* _ENTRIES PROVIDED_:
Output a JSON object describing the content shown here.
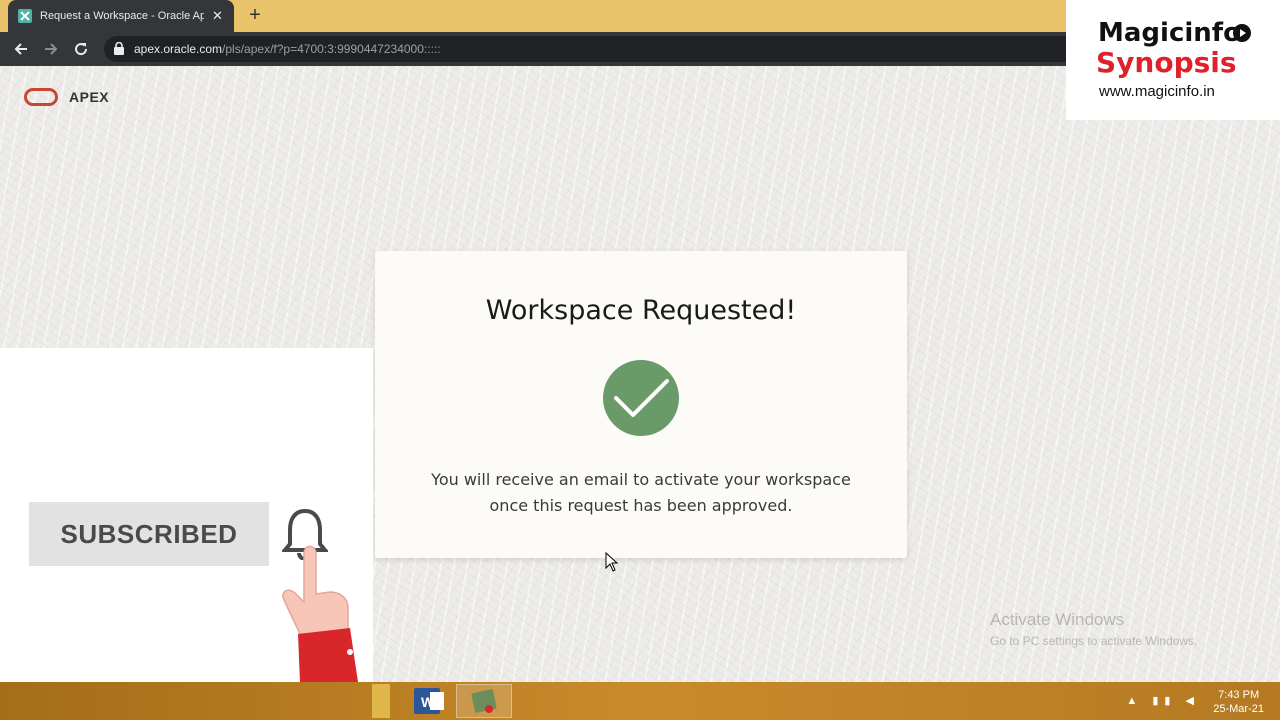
{
  "browser": {
    "tab_title": "Request a Workspace - Oracle Ap",
    "close_glyph": "✕",
    "new_tab_glyph": "+",
    "url_host": "apex.oracle.com",
    "url_path": "/pls/apex/f?p=4700:3:9990447234000:::::"
  },
  "page": {
    "brand": "APEX",
    "card": {
      "title": "Workspace Requested!",
      "message_line1": "You will receive an email to activate your workspace",
      "message_line2": "once this request has been approved."
    },
    "activate_windows": {
      "title": "Activate Windows",
      "subtitle": "Go to PC settings to activate Windows."
    }
  },
  "overlay": {
    "subscribed_label": "SUBSCRIBED"
  },
  "watermark": {
    "line1": "Magicinfo",
    "line2": "Synopsis",
    "url": "www.magicinfo.in"
  },
  "taskbar": {
    "time": "7:43 PM",
    "date": "25-Mar-21"
  },
  "colors": {
    "tab_strip": "#e9c46a",
    "oracle_red": "#c74634",
    "check_green": "#6a9a68",
    "brand_red": "#e0202b"
  }
}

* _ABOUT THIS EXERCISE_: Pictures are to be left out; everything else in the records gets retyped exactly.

* _RESULT OF THE EXERCISE_:
Output a JSON object describing the content shown here.
{
  "browser": {
    "tab_title": "Request a Workspace - Oracle Ap",
    "close_glyph": "✕",
    "new_tab_glyph": "+",
    "url_host": "apex.oracle.com",
    "url_path": "/pls/apex/f?p=4700:3:9990447234000:::::"
  },
  "page": {
    "brand": "APEX",
    "card": {
      "title": "Workspace Requested!",
      "message_line1": "You will receive an email to activate your workspace",
      "message_line2": "once this request has been approved."
    },
    "activate_windows": {
      "title": "Activate Windows",
      "subtitle": "Go to PC settings to activate Windows."
    }
  },
  "overlay": {
    "subscribed_label": "SUBSCRIBED"
  },
  "watermark": {
    "line1": "Magicinfo",
    "line2": "Synopsis",
    "url": "www.magicinfo.in"
  },
  "taskbar": {
    "time": "7:43 PM",
    "date": "25-Mar-21"
  },
  "colors": {
    "tab_strip": "#e9c46a",
    "oracle_red": "#c74634",
    "check_green": "#6a9a68",
    "brand_red": "#e0202b"
  }
}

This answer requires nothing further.